Following South Africa’s deserved Rugby World Cup victory I felt it was about time that I featured some of their wines. The first SA wines imported here in the ’90’s (after the boycott) struggled to compete with offerings from Australia and Chile but improvement came in leaps and bounds.
One wine we all fell for in the late 90’s was Fairview’s Goats do Roam (GdR), stocked by O’Briens. Others from Fairview Estate are stocked by Baggot St Wines, Sweeney’s and www.wineonline.ie but sadly not the sister wines of GdR - Goat Rôtie and Bored Doe.
The exciting news from South Africa in the last decade is the upsurge in quality from regions we heard little about in the 1990s such as Swartland and Franschoek. Old vines are very much in vogue (partly thanks to the work done by Viticulturist Rosa Kruger who created an old vine database on her website www.iamold.co.za). Established producers such as Sadie and Mullineux are making wines to match anywhere in the world but younger winemakers are also in on the act.
Kinnegar Wine imports a fascinating range of these new stars and a recent tasting of Mullineux’s range (including the Leeu and Kloof Street labels)- was hugely illuminating, especially their elegant complex Syrah and Chenin.
Mullineux recently won winery of the year for the fourth time in the 2019 Platter Guide.
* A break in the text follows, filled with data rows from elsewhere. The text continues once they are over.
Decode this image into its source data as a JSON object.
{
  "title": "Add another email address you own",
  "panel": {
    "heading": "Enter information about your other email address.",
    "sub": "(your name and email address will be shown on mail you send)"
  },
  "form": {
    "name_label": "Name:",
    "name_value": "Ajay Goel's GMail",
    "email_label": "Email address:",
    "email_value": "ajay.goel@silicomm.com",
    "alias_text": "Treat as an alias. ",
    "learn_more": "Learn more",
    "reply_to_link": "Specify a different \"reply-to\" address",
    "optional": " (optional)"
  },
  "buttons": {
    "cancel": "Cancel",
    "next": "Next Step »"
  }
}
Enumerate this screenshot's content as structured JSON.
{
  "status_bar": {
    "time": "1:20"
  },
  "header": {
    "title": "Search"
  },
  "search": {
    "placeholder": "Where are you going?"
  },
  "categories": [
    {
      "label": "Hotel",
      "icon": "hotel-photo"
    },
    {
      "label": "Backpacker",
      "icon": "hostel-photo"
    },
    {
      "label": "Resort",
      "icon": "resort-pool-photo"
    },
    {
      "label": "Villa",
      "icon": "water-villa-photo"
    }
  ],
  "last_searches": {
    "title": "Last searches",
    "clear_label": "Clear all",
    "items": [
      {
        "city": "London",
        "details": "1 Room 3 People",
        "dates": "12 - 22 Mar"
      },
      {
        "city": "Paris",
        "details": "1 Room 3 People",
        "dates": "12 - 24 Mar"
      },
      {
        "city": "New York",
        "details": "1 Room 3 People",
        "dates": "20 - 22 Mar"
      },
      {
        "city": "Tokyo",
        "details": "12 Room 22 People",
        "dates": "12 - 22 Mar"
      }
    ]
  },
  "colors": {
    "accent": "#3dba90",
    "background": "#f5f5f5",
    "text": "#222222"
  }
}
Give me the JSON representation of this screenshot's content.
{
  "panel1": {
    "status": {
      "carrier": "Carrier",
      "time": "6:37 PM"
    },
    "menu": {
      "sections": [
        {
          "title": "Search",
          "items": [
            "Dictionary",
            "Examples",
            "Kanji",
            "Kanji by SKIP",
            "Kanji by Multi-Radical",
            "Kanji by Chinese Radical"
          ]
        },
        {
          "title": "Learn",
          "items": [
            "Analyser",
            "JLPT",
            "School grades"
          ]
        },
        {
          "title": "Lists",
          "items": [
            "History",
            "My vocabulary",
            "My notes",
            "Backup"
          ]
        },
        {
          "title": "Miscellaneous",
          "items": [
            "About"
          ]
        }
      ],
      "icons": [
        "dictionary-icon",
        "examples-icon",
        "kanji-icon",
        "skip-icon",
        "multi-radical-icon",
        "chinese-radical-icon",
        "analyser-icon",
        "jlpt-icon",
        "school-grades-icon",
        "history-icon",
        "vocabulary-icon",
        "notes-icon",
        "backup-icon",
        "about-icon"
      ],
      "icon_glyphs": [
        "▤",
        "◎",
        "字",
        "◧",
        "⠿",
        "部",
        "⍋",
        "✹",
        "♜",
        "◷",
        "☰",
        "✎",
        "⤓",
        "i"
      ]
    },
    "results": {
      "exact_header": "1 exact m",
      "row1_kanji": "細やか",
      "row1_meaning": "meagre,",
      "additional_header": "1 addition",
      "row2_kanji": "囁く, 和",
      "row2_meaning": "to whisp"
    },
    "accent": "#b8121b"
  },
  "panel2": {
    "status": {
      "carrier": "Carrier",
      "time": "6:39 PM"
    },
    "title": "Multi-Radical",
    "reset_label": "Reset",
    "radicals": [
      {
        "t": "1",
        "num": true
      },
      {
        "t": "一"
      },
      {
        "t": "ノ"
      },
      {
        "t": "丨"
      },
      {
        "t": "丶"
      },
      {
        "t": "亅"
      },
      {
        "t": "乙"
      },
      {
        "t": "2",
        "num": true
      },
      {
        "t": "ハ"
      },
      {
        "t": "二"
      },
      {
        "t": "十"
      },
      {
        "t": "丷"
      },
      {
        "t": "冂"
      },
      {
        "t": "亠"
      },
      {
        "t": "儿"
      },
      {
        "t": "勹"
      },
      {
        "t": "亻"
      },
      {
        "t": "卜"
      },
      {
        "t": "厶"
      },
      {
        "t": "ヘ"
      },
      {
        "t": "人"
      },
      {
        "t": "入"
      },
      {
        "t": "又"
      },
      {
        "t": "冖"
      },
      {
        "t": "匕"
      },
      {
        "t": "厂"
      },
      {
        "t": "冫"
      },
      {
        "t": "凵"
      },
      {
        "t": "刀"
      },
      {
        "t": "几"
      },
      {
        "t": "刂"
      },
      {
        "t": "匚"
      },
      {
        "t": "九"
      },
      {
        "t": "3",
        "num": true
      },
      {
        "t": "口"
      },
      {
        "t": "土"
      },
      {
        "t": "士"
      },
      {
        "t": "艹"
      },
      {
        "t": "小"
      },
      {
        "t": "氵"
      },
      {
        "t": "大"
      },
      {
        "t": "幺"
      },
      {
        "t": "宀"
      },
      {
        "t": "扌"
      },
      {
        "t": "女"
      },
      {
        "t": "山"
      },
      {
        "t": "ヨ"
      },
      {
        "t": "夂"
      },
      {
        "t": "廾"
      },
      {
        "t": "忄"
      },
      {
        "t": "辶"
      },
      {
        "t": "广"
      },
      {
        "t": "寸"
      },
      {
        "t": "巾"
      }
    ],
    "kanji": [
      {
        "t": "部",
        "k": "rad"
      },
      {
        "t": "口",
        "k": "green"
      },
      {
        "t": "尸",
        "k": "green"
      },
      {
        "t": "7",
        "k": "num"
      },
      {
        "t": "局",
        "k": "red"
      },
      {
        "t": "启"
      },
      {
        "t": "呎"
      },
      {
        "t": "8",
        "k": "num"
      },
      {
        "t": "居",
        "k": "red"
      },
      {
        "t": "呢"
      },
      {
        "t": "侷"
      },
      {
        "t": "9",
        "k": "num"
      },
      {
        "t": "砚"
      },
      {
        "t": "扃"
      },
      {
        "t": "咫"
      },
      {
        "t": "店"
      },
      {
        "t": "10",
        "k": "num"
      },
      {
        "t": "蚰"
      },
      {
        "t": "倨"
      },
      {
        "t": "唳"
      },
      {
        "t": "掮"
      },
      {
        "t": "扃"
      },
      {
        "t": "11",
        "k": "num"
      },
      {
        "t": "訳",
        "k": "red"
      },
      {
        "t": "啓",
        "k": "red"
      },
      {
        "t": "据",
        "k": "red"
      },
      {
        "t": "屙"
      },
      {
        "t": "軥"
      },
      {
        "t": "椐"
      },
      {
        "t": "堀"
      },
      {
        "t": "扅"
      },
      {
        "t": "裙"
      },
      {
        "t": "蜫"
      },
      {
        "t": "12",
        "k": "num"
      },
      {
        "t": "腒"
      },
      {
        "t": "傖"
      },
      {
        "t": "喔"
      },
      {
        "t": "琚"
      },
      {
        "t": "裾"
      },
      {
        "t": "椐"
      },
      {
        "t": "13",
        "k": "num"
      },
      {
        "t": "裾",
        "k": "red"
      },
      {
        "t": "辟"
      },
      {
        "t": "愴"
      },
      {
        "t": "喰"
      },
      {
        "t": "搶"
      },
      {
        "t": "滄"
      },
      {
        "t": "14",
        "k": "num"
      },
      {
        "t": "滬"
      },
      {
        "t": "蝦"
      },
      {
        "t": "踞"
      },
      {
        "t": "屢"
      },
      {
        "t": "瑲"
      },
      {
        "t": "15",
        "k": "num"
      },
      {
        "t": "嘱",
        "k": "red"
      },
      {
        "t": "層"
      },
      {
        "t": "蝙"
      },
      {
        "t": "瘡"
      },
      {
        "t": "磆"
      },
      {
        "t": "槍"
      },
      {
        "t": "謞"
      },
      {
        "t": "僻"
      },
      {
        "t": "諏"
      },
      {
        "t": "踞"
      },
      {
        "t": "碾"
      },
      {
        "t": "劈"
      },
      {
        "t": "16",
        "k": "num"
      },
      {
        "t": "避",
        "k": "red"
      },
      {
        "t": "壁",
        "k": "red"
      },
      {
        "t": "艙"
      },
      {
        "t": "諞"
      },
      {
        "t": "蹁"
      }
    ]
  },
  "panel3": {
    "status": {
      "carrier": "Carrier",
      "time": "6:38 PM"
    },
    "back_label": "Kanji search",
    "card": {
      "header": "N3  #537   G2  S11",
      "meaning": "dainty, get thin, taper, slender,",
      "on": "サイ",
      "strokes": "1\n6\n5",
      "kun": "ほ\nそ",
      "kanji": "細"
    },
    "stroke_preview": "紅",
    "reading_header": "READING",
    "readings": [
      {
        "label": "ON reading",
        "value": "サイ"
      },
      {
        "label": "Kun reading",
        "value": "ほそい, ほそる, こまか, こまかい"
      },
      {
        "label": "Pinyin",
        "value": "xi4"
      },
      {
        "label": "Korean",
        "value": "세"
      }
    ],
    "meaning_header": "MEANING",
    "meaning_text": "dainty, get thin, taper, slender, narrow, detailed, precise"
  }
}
Kinnegar also imports Richard Kershaw, Sijnn, David & Nadia, Lismore and Paul Cluver - www.kinnegarwines.ie.
Pieter Walser of BLANKBottle is another star from South Africa who visited recently. He is based 45 minutes south of Cape Town in Somerset West.
He has 47 wines from 58 varietals sourced in 60 vineyards scattered all over the Western Cape. Everything is done in small batches so Wine Mason (www.winemason.ie) get a tiny allocation but anything with BLANKbottle on it should be snapped up. Watch out for: Boberg, My Koffer, Oppie Koppie and Kortpad Kaaptoe